§ EXERCISE INSTRUCTIONS
Using the data below, please return every line exactly as given.

Excerpts from an interface dataset:
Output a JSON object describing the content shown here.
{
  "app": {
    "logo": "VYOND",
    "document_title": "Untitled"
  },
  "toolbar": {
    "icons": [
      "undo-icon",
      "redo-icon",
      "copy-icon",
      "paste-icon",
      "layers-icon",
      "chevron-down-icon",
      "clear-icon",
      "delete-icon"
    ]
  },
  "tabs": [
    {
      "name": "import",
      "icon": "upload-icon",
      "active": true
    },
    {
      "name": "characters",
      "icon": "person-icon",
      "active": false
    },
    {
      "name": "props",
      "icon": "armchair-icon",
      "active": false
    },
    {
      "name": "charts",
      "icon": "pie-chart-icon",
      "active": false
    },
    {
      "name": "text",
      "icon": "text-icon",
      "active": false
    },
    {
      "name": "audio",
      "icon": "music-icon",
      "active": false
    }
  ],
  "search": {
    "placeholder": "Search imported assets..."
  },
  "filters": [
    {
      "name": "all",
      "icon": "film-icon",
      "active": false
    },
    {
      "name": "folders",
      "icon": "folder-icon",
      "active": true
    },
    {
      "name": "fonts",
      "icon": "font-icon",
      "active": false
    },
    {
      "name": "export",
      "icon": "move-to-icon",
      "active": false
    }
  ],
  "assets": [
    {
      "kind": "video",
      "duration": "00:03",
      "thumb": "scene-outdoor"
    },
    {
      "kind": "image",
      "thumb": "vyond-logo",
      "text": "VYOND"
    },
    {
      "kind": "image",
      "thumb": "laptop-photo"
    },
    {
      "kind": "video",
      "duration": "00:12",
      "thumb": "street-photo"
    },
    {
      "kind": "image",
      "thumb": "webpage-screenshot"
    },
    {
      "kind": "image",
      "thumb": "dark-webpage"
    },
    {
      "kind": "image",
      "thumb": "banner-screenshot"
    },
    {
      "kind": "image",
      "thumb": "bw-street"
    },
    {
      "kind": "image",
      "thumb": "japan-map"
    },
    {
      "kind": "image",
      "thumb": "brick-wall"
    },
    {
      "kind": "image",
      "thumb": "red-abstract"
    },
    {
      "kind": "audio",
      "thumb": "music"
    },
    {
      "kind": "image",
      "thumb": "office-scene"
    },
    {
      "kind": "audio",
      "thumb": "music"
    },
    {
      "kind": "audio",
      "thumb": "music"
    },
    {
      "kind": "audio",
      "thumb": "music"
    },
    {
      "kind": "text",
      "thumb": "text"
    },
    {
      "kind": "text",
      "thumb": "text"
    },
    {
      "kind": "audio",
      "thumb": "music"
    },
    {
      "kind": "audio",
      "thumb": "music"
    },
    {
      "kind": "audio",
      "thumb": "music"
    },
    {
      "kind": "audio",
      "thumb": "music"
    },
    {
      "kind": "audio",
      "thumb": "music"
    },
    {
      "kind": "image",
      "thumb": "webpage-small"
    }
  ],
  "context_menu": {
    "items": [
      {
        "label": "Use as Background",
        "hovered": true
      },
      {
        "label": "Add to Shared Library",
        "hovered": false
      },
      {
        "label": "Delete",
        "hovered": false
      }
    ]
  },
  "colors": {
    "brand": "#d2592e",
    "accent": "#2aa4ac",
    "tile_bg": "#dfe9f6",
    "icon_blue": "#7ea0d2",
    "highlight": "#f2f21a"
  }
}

§ ANSWER SPACE
Output a JSON object describing the content shown here.
{
  "app": {
    "logo": "VYOND",
    "document_title": "Untitled"
  },
  "toolbar": {
    "icons": [
      "undo-icon",
      "redo-icon",
      "copy-icon",
      "paste-icon",
      "layers-icon",
      "chevron-down-icon",
      "clear-icon",
      "delete-icon"
    ]
  },
  "tabs": [
    {
      "name": "import",
      "icon": "upload-icon",
      "active": true
    },
    {
      "name": "characters",
      "icon": "person-icon",
      "active": false
    },
    {
      "name": "props",
      "icon": "armchair-icon",
      "active": false
    },
    {
      "name": "charts",
      "icon": "pie-chart-icon",
      "active": false
    },
    {
      "name": "text",
      "icon": "text-icon",
      "active": false
    },
    {
      "name": "audio",
      "icon": "music-icon",
      "active": false
    }
  ],
  "search": {
    "placeholder": "Search imported assets..."
  },
  "filters": [
    {
      "name": "all",
      "icon": "film-icon",
      "active": false
    },
    {
      "name": "folders",
      "icon": "folder-icon",
      "active": true
    },
    {
      "name": "fonts",
      "icon": "font-icon",
      "active": false
    },
    {
      "name": "export",
      "icon": "move-to-icon",
      "active": false
    }
  ],
  "assets": [
    {
      "kind": "video",
      "duration": "00:03",
      "thumb": "scene-outdoor"
    },
    {
      "kind": "image",
      "thumb": "vyond-logo",
      "text": "VYOND"
    },
    {
      "kind": "image",
      "thumb": "laptop-photo"
    },
    {
      "kind": "video",
      "duration": "00:12",
      "thumb": "street-photo"
    },
    {
      "kind": "image",
      "thumb": "webpage-screenshot"
    },
    {
      "kind": "image",
      "thumb": "dark-webpage"
    },
    {
      "kind": "image",
      "thumb": "banner-screenshot"
    },
    {
      "kind": "image",
      "thumb": "bw-street"
    },
    {
      "kind": "image",
      "thumb": "japan-map"
    },
    {
      "kind": "image",
      "thumb": "brick-wall"
    },
    {
      "kind": "image",
      "thumb": "red-abstract"
    },
    {
      "kind": "audio",
      "thumb": "music"
    },
    {
      "kind": "image",
      "thumb": "office-scene"
    },
    {
      "kind": "audio",
      "thumb": "music"
    },
    {
      "kind": "audio",
      "thumb": "music"
    },
    {
      "kind": "audio",
      "thumb": "music"
    },
    {
      "kind": "text",
      "thumb": "text"
    },
    {
      "kind": "text",
      "thumb": "text"
    },
    {
      "kind": "audio",
      "thumb": "music"
    },
    {
      "kind": "audio",
      "thumb": "music"
    },
    {
      "kind": "audio",
      "thumb": "music"
    },
    {
      "kind": "audio",
      "thumb": "music"
    },
    {
      "kind": "audio",
      "thumb": "music"
    },
    {
      "kind": "image",
      "thumb": "webpage-small"
    }
  ],
  "context_menu": {
    "items": [
      {
        "label": "Use as Background",
        "hovered": true
      },
      {
        "label": "Add to Shared Library",
        "hovered": false
      },
      {
        "label": "Delete",
        "hovered": false
      }
    ]
  },
  "colors": {
    "brand": "#d2592e",
    "accent": "#2aa4ac",
    "tile_bg": "#dfe9f6",
    "icon_blue": "#7ea0d2",
    "highlight": "#f2f21a"
  }
}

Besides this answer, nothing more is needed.